> **ACTIVITY**:
Could you filter the data below down to the lines that hold the word "Насыщенность"?

> **DATASET EXCERPTS**:
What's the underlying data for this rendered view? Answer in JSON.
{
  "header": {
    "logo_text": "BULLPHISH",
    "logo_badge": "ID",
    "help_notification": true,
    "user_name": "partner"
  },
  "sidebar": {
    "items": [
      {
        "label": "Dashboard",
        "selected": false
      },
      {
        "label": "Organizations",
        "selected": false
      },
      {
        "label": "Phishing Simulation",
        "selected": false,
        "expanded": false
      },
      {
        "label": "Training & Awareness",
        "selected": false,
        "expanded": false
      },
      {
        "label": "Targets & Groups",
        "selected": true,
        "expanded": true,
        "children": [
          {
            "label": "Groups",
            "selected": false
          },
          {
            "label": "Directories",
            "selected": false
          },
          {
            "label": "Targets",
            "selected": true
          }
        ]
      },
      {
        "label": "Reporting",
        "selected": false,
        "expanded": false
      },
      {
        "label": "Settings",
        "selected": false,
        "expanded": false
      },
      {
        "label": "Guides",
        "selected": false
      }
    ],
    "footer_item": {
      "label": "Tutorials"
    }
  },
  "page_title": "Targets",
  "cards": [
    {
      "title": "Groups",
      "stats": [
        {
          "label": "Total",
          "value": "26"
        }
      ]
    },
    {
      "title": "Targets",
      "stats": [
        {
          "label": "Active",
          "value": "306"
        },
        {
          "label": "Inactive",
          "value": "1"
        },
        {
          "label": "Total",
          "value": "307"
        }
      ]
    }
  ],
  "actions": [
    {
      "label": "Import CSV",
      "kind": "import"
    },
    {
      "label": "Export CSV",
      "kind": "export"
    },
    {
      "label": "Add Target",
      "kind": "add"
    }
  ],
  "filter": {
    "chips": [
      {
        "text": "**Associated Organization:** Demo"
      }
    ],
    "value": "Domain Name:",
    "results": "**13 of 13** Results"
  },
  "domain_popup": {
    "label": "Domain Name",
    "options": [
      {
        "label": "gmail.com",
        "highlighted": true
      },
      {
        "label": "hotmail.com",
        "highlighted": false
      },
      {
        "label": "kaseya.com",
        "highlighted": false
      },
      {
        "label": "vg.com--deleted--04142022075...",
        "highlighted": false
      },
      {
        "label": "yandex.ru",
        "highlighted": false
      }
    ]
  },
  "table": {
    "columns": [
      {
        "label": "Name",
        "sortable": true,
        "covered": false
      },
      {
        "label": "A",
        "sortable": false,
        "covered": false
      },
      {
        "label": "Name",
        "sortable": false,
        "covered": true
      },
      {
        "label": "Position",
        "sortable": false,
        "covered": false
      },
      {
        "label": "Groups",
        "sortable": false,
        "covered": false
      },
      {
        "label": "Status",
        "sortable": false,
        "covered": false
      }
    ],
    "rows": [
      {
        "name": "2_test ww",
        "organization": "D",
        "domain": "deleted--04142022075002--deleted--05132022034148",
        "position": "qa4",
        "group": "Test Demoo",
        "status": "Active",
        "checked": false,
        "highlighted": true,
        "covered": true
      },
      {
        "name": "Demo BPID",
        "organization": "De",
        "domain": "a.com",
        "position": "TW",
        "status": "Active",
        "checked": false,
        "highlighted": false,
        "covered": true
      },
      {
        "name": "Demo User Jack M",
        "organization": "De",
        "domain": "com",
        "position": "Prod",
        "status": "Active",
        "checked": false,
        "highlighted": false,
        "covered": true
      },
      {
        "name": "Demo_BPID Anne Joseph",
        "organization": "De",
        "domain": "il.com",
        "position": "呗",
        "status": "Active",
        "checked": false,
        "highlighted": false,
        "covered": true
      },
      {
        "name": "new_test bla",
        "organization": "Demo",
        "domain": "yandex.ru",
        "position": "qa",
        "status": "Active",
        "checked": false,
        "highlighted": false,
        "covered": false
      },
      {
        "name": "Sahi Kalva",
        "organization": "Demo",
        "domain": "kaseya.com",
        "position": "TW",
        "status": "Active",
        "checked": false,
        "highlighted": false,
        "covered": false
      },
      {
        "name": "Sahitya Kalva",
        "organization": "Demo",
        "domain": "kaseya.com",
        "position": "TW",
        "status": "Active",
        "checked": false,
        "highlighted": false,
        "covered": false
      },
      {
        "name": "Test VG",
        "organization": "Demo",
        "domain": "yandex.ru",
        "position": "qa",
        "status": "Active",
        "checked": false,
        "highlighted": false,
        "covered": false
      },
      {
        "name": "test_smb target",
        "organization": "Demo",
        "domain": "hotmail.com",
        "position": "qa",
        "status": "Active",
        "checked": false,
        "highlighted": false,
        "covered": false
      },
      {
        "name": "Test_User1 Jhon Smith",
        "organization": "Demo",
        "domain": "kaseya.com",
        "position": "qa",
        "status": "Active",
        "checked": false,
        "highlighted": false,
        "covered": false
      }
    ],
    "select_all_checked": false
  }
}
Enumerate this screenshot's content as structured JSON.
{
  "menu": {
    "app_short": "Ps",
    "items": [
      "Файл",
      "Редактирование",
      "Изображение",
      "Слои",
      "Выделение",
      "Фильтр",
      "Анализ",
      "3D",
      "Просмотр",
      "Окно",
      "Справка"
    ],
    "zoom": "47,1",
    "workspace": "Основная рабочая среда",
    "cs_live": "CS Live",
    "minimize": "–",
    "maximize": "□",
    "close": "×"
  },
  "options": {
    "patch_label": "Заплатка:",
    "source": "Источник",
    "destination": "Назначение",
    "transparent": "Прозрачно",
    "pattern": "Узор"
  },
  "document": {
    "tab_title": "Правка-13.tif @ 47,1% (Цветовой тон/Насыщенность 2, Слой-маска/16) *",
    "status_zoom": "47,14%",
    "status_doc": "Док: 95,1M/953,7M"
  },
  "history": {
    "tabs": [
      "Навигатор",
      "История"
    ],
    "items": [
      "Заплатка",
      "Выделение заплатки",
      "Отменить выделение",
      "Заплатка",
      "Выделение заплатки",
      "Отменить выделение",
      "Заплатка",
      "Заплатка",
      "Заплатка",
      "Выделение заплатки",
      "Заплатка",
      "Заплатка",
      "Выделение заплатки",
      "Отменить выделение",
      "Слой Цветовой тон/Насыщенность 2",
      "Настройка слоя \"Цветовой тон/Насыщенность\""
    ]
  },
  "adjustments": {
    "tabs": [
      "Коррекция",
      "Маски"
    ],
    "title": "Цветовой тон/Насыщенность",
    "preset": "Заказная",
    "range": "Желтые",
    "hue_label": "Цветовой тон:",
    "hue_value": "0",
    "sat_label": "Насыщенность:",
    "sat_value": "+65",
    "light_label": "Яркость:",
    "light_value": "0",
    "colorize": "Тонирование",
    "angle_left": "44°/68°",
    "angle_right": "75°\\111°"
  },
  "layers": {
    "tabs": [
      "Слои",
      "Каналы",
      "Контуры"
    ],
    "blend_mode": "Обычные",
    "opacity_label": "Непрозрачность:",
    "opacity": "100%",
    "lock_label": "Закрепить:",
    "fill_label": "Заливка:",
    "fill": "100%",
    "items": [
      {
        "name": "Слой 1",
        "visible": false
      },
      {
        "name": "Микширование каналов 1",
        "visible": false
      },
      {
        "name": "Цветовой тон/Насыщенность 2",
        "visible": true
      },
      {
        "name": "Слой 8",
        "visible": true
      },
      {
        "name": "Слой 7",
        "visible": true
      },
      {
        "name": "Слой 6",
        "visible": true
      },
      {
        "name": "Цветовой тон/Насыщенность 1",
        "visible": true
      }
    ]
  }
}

> **RESULT OF THE EXERCISE**:
    "tab_title": "Правка-13.tif @ 47,1% (Цветовой тон/Насыщенность 2, Слой-маска/16) *",
      "Слой Цветовой тон/Насыщенность 2",
      "Настройка слоя \"Цветовой тон/Насыщенность\""
    "title": "Цветовой тон/Насыщенность",
    "sat_label": "Насыщенность:",
        "name": "Цветовой тон/Насыщенность 2",
        "name": "Цветовой тон/Насыщенность 1",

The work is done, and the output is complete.